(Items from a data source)
* * * * * * * * *

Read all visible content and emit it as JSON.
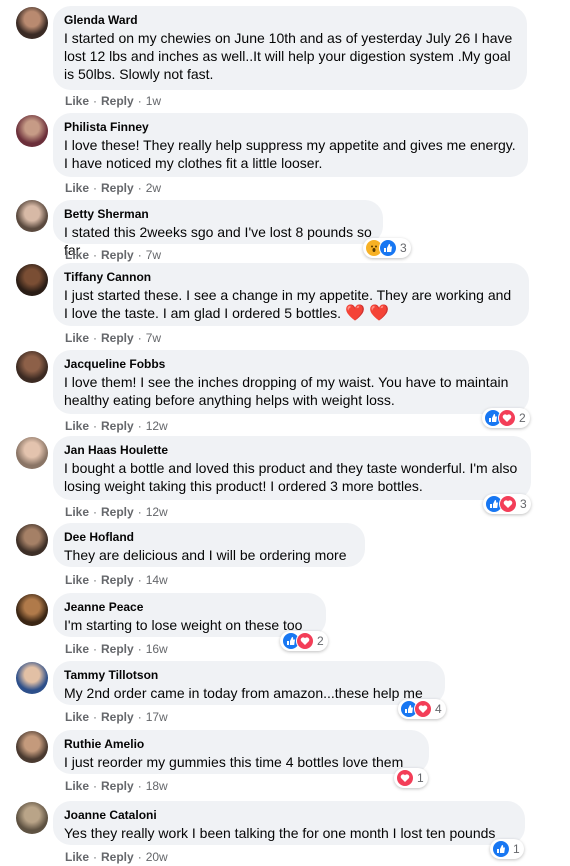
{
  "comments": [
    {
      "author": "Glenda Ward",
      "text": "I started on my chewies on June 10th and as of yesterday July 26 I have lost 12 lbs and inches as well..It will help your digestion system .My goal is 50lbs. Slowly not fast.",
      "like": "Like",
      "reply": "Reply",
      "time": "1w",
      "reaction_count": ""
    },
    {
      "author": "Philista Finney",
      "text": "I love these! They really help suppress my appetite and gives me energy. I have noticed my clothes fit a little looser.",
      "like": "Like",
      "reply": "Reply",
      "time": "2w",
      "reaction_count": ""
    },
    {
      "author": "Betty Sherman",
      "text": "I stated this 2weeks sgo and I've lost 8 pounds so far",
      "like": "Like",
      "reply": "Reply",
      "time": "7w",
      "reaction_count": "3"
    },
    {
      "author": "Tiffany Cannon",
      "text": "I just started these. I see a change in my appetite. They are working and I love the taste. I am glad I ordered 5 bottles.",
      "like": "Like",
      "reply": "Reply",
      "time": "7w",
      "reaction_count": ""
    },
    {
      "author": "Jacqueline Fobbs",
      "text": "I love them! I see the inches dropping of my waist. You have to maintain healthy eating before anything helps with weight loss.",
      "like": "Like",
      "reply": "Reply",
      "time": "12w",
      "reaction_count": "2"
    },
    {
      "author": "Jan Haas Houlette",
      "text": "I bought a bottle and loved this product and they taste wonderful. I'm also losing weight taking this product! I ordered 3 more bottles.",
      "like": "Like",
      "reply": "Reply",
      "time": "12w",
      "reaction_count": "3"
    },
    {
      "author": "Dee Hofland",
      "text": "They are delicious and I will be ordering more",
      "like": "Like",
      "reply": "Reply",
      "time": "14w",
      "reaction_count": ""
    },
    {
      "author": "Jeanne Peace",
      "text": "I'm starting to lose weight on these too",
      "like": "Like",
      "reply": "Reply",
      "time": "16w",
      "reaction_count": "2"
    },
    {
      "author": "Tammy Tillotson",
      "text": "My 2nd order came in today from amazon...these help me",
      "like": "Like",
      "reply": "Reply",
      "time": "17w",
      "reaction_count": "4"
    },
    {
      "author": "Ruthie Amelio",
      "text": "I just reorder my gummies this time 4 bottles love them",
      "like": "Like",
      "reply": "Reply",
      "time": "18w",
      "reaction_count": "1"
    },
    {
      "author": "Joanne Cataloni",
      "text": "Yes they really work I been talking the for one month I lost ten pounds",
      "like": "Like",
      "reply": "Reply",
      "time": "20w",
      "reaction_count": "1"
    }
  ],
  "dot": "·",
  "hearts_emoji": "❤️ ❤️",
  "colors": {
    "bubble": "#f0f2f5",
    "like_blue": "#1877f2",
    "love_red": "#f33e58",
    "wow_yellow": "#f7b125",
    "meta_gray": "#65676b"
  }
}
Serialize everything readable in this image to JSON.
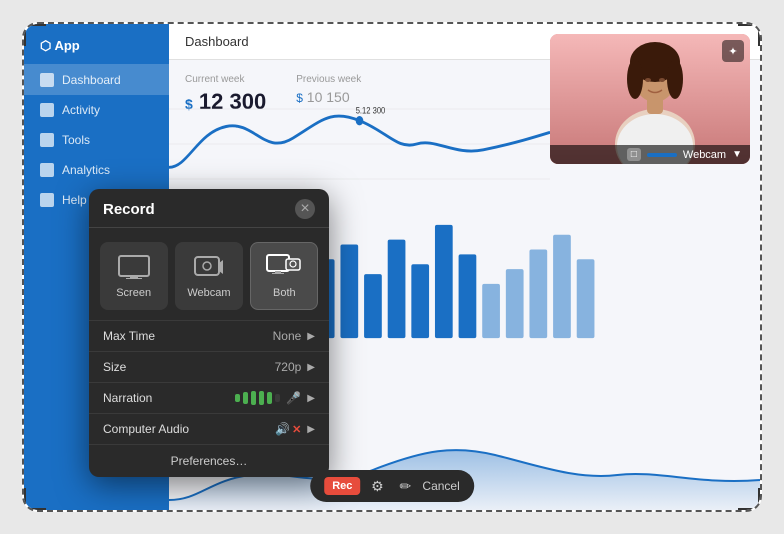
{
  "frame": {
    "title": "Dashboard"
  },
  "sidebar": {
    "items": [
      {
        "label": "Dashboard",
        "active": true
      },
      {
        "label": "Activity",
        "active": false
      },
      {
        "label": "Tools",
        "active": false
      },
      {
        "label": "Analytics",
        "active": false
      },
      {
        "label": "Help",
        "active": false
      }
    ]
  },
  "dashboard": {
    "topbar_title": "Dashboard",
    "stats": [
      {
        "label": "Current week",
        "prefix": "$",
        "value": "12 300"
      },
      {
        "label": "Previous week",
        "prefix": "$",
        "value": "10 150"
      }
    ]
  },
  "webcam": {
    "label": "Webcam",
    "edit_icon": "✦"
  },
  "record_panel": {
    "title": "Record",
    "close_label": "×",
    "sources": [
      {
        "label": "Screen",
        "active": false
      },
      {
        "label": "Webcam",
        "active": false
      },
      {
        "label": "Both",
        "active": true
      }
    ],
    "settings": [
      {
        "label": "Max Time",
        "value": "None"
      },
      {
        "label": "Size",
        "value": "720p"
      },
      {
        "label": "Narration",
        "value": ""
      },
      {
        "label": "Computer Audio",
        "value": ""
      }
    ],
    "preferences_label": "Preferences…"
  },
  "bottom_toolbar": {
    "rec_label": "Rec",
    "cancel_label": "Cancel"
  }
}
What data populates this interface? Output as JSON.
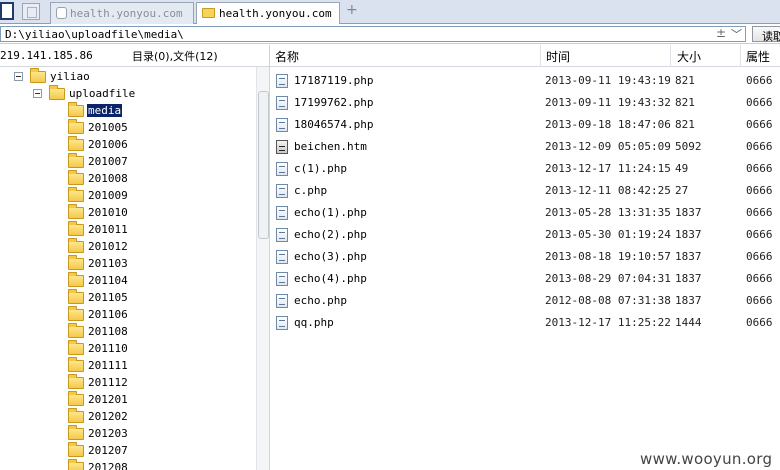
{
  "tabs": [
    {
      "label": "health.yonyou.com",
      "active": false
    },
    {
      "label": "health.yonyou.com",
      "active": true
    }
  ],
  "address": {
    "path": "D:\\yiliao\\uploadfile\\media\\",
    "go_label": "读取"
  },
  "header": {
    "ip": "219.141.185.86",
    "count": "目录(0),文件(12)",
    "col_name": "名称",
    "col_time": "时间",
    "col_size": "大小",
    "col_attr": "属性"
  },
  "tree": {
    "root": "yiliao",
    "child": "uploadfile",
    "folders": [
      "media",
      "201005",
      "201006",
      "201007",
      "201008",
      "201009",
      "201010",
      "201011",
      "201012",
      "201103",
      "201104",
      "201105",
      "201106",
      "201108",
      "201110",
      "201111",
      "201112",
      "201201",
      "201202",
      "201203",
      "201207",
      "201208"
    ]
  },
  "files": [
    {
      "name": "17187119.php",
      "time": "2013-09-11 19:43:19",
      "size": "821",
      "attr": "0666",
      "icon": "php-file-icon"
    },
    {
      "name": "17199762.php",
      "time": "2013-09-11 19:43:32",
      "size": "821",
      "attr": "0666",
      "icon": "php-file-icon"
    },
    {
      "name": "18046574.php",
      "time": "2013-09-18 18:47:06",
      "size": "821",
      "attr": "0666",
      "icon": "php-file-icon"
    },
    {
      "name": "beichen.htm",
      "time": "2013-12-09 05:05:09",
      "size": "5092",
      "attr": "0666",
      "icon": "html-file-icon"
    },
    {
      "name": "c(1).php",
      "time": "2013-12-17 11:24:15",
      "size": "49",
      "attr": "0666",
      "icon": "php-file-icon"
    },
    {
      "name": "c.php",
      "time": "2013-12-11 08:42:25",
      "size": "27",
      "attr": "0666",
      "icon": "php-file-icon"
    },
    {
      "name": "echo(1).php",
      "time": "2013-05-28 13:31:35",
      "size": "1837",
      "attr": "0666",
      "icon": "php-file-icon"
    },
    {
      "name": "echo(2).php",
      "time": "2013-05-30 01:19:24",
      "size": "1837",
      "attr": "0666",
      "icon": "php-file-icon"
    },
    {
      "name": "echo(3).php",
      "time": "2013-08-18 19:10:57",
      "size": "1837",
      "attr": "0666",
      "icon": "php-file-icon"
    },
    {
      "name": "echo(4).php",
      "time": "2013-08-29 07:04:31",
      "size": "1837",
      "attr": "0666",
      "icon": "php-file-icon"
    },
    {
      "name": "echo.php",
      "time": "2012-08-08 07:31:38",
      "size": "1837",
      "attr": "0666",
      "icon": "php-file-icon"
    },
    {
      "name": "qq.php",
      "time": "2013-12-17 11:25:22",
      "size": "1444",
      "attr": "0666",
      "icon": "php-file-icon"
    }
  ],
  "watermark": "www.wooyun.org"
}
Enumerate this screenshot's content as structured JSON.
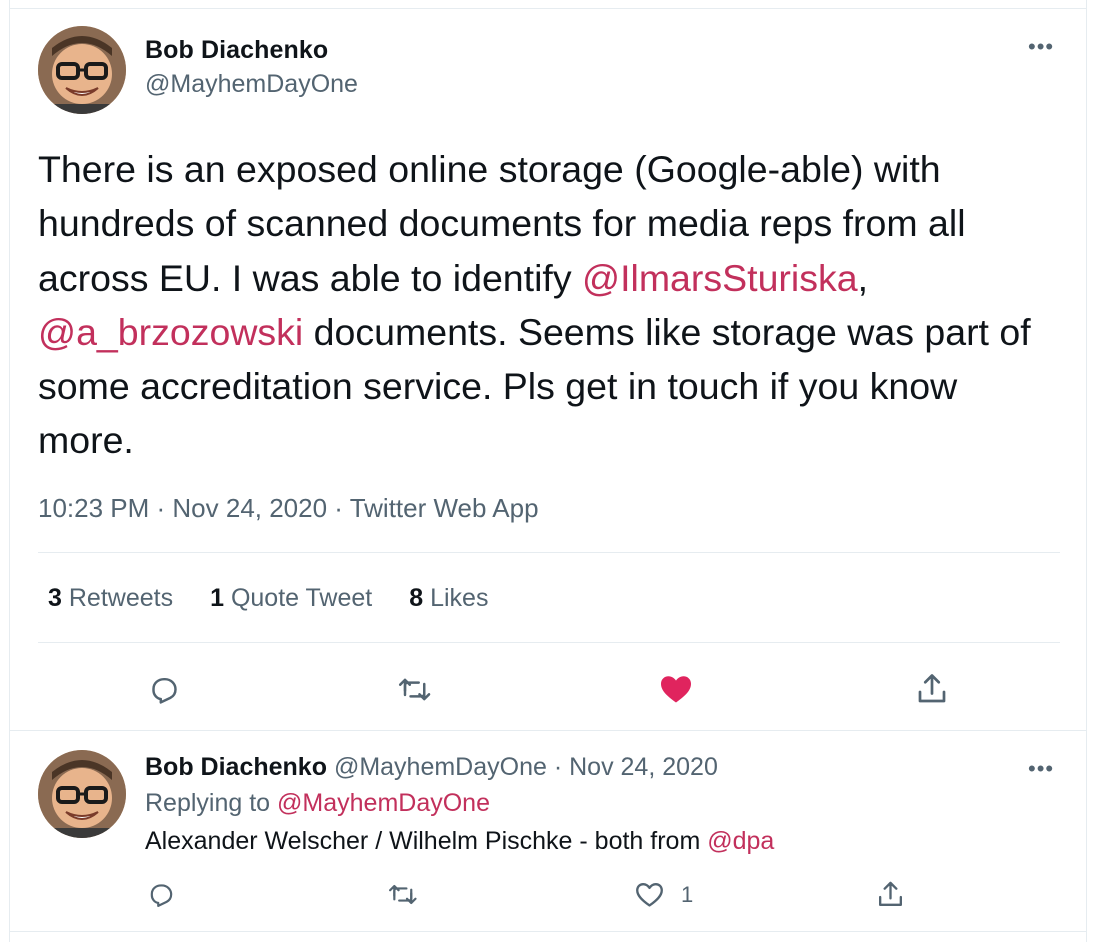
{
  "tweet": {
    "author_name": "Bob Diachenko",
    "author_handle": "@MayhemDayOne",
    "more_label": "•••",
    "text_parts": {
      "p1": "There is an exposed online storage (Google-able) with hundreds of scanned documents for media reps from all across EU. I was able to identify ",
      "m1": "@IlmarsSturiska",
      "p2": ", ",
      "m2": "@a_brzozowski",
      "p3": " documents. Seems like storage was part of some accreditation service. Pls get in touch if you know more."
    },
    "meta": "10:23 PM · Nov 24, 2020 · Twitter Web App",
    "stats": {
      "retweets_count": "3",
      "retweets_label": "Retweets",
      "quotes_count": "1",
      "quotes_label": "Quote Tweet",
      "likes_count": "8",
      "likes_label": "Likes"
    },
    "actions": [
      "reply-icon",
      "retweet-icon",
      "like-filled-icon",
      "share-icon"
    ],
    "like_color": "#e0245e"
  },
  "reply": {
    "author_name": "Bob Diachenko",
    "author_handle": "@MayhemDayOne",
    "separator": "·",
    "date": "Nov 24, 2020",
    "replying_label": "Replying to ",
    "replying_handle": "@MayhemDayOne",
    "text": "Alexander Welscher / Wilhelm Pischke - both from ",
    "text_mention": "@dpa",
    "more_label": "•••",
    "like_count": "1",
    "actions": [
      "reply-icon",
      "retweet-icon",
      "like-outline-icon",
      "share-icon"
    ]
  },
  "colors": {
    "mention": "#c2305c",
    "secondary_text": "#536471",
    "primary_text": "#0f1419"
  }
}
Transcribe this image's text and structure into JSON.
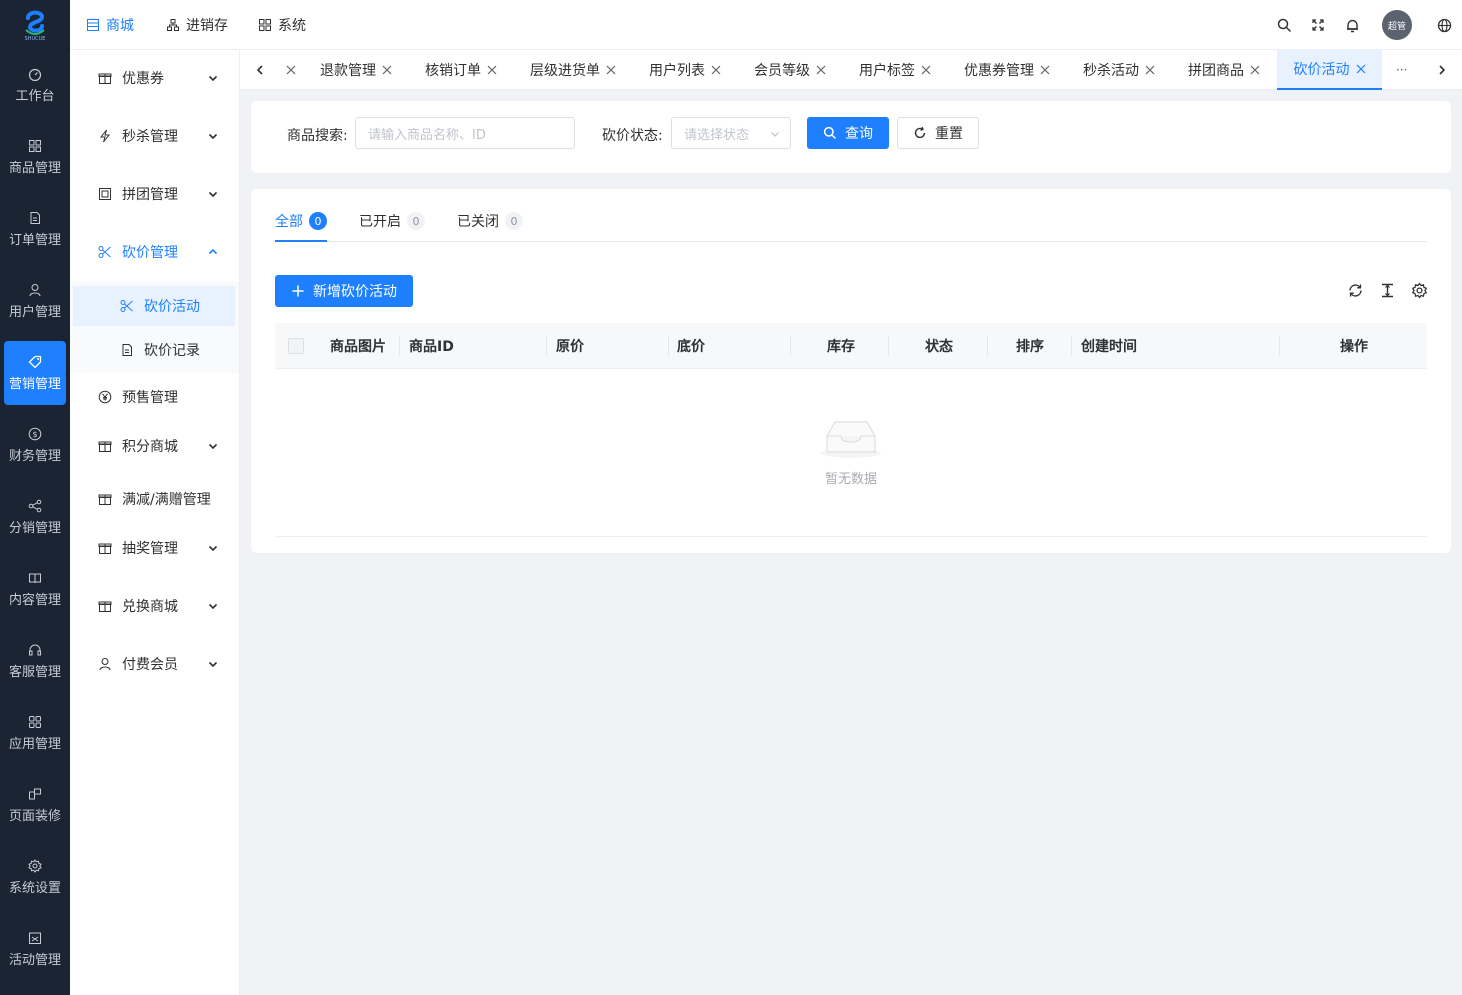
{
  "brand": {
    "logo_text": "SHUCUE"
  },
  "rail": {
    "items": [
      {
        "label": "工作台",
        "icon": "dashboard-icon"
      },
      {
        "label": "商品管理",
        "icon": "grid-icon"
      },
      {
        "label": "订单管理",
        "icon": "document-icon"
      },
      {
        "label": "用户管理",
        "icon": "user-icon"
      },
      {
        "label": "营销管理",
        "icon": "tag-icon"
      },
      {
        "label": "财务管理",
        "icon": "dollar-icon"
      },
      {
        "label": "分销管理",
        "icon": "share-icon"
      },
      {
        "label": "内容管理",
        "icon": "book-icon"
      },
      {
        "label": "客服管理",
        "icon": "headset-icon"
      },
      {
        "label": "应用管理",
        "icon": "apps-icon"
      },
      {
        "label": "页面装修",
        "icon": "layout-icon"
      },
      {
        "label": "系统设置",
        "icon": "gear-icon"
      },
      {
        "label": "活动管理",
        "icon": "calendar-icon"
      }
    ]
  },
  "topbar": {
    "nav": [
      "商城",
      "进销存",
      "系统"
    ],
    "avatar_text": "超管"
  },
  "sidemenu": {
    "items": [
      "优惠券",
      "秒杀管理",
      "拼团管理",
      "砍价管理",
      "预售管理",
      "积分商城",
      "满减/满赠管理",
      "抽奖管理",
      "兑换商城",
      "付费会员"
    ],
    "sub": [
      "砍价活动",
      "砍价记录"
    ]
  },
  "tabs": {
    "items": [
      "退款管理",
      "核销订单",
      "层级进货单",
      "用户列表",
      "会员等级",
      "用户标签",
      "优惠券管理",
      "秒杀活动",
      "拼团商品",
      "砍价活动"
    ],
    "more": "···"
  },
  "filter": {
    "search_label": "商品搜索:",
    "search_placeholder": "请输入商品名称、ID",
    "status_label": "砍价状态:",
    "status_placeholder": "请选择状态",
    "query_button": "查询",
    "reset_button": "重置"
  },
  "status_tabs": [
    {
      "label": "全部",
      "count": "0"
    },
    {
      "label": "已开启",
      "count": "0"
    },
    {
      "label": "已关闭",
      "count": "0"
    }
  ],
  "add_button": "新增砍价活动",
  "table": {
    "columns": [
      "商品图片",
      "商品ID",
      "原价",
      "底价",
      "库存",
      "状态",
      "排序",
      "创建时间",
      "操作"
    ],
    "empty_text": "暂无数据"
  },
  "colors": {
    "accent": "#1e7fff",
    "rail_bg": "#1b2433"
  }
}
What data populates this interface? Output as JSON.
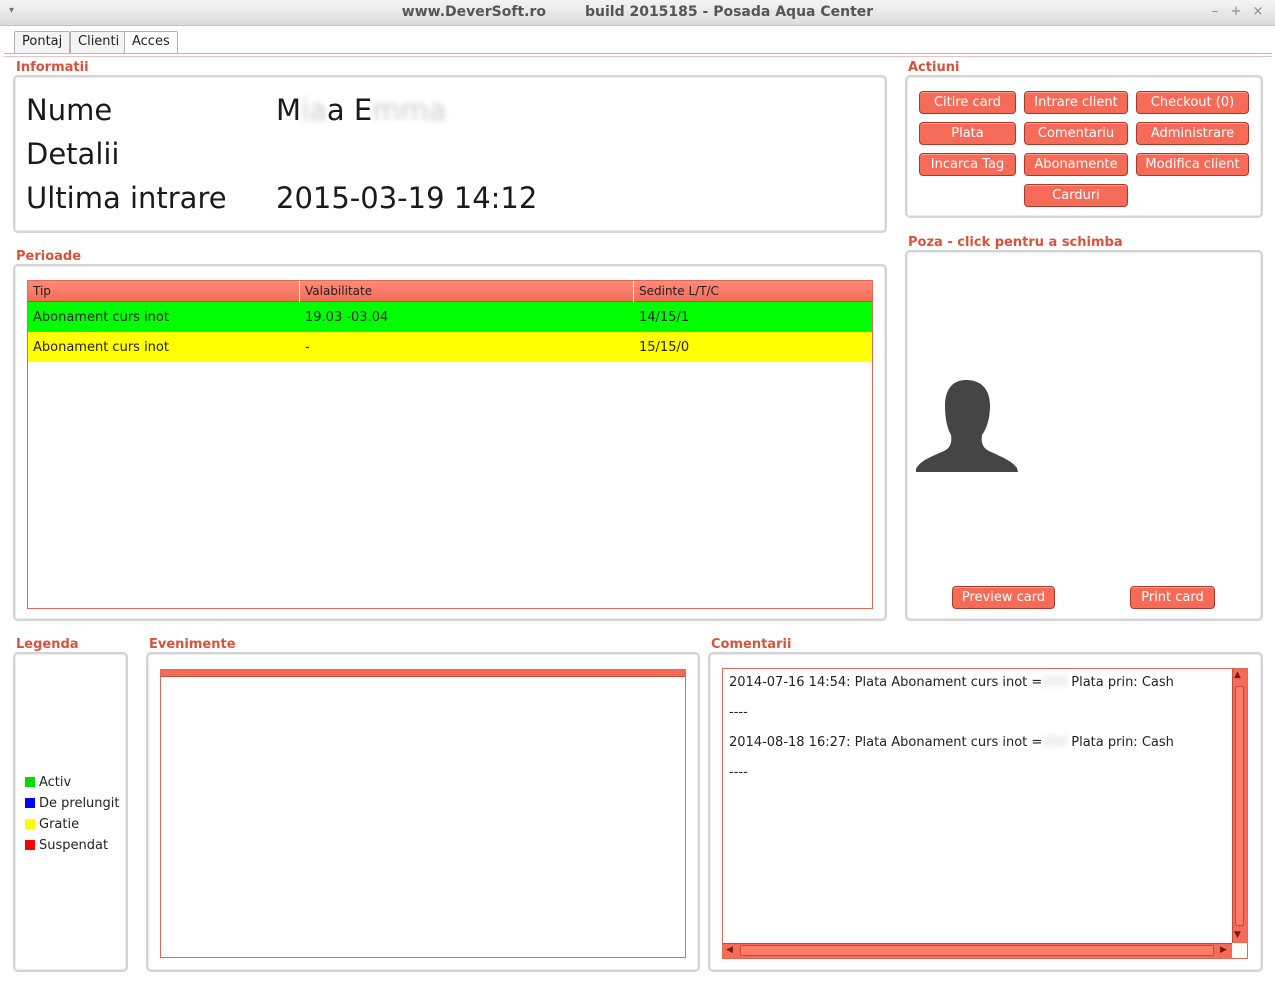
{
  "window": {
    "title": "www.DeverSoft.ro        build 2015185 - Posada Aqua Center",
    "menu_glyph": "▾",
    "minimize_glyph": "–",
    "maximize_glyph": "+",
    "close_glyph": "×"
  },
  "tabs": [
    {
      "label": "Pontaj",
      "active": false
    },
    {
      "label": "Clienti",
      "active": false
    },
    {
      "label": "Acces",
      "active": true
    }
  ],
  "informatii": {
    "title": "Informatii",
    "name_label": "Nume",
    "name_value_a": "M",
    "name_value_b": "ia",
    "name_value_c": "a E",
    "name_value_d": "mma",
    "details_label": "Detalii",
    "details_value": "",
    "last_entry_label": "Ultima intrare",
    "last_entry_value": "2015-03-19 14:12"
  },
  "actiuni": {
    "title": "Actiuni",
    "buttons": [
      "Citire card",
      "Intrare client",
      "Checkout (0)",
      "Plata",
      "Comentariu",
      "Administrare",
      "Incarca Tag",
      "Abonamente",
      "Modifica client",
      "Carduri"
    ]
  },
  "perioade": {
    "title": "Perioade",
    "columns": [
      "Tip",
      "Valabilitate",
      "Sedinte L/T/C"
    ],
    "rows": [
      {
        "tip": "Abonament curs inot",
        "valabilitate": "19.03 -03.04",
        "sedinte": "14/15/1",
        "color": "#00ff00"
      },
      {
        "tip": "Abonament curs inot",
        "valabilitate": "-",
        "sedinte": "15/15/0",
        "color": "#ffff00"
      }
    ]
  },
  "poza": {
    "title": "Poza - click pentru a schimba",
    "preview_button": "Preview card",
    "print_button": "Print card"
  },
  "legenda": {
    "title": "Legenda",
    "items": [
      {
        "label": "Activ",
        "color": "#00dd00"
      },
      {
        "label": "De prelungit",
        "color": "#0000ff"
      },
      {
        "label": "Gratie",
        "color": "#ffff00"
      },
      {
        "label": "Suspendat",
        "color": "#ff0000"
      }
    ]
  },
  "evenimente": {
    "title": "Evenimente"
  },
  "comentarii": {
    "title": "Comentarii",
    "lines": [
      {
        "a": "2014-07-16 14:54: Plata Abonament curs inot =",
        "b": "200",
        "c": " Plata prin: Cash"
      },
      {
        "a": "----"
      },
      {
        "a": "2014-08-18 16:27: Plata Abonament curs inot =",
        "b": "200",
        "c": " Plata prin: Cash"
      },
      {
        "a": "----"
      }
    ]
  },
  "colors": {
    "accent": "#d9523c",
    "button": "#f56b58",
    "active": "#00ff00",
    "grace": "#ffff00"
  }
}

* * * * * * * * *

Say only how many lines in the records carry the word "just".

Exercise output = 2